So how would you move beyond dashboards? Hollenbeck shared a story, about a Yellowfin prospect that's considering the moment where a doctor is prescribing a drug to a patient. At that time, the algorithm is looking at the diagnosis, assessing the possible drug options. The doctor then hypothetically receives a popup that says something like, 'Hey, you're asking for this, but check these options out' - providing the doctor with alternatives, and risk scenarios.
Arming everyone in the organization with better information is great, especially if it can be done in (near) real-time - but it's not an end in itself. The power of intuitive information is another matter. Providing alerts, data points, and prescriptive options in a role-based way, similar to Hollenbeck's doctor example, is not a guarantee of better decisions either - but I do like your chances better.
Hollenbeck flagged challenges buyers should be aware when evaluating embedded platforms (e.g. make sure the analytics are fluid from a UX standpoint; and make sure you aren't going to find yourself in an app-feature-request bottleneck). Embedded analytics is not a cure-all, but I particularly like it from the vantage point of SaaS vendors, embedding performance benchmarks directly into their product screens (Coupa is the farthest along on this of any SaaS vendor I've seen). Hollenbeck says that type of embedded benchmarks use case is definitely viable in Yellowfin.
We opened up a good debate here on the pros and cons of dashboards - a debate we didn't fully resolve. Hollenbeck argues that with a proper design, you can make dashboards more interactive, and ensure a good user experience, between dashboards and other analytics environments.
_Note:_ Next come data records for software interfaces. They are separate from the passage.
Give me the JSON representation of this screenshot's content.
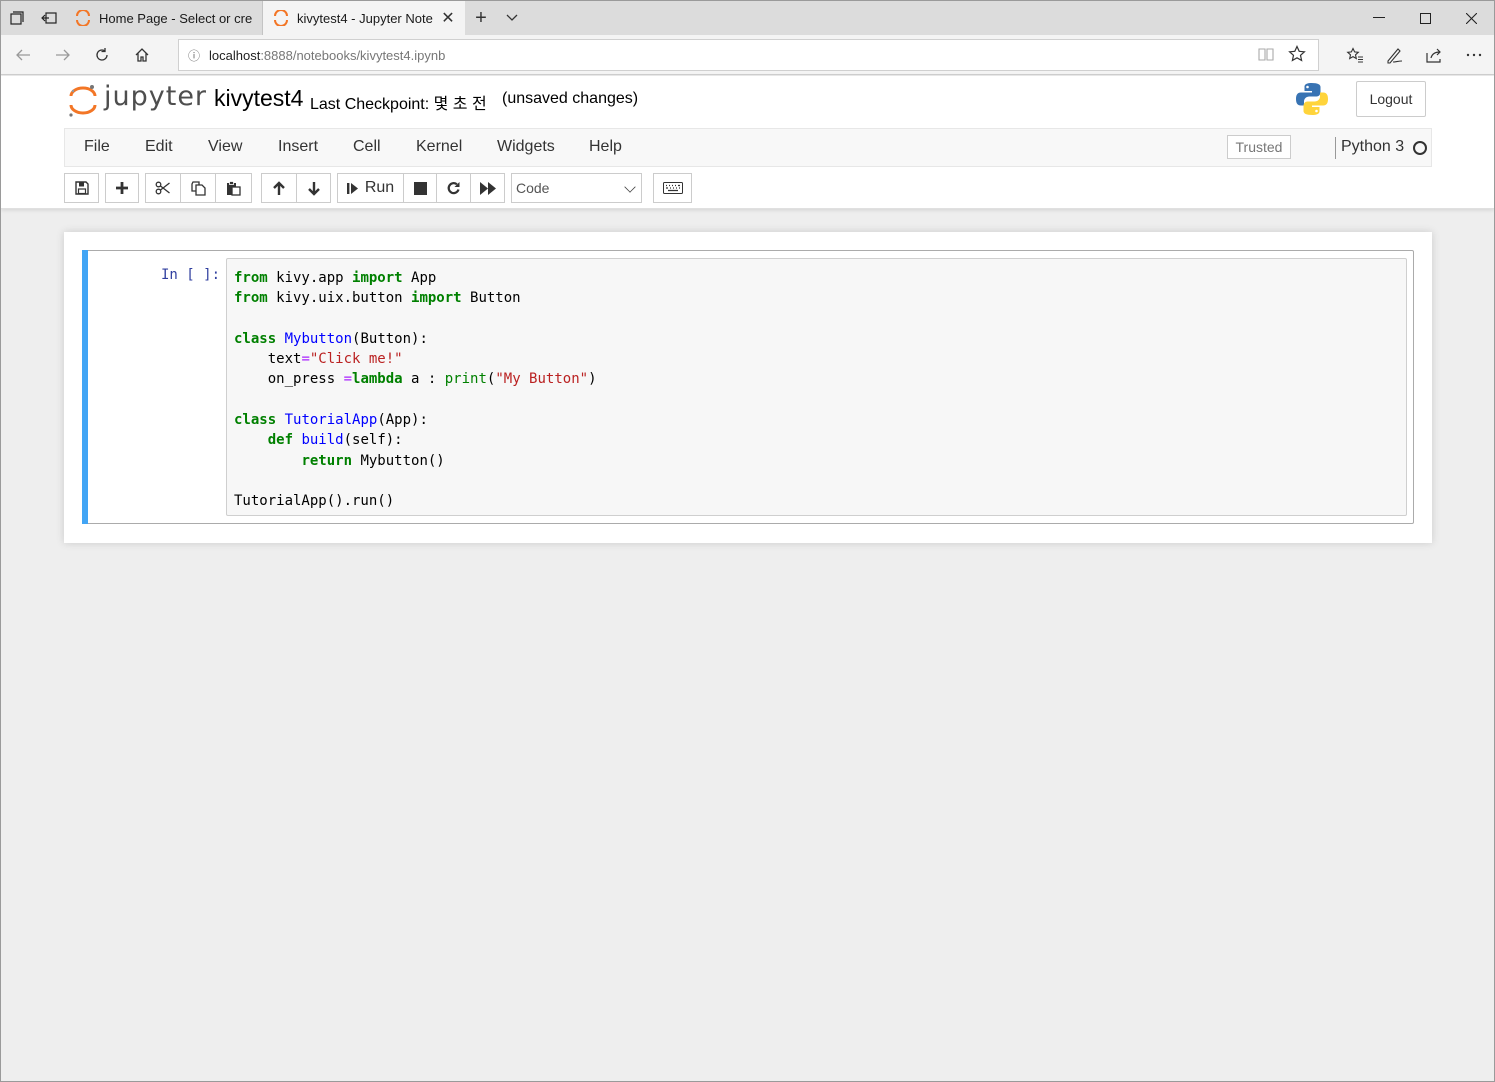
{
  "browser": {
    "tabs": [
      {
        "title": "Home Page - Select or creat",
        "active": false
      },
      {
        "title": "kivytest4 - Jupyter Note",
        "active": true
      }
    ],
    "address": {
      "host": "localhost",
      "path": ":8888/notebooks/kivytest4.ipynb"
    }
  },
  "header": {
    "logo_text": "jupyter",
    "notebook_name": "kivytest4",
    "checkpoint_text": "Last Checkpoint: 몇 초 전",
    "autosave_status": "(unsaved changes)",
    "logout_label": "Logout"
  },
  "menubar": {
    "items": [
      "File",
      "Edit",
      "View",
      "Insert",
      "Cell",
      "Kernel",
      "Widgets",
      "Help"
    ],
    "trusted_label": "Trusted",
    "kernel_name": "Python 3"
  },
  "toolbar": {
    "run_label": "Run",
    "cell_type": "Code"
  },
  "cell": {
    "prompt": "In [ ]:",
    "code_lines": [
      "from kivy.app import App",
      "from kivy.uix.button import Button",
      "",
      "class Mybutton(Button):",
      "    text=\"Click me!\"",
      "    on_press =lambda a : print(\"My Button\")",
      "",
      "class TutorialApp(App):",
      "    def build(self):",
      "        return Mybutton()",
      "",
      "TutorialApp().run()"
    ]
  },
  "colors": {
    "cell_selected_bar": "#42a5f5",
    "jupyter_orange": "#f37626",
    "keyword": "#008000",
    "string": "#ba2121",
    "definition": "#0000ff"
  }
}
He also believes customers should expect "very rich actioning into the context of those dashboards." Example: press a "call" button to contact an affected client - right from your healthcare dashboard.
That's a good place to wrap this one, but the pros and cons of dashboards, or the art of the interactive dashboard, is worth revisiting - as is the impact of NLQ. Next time.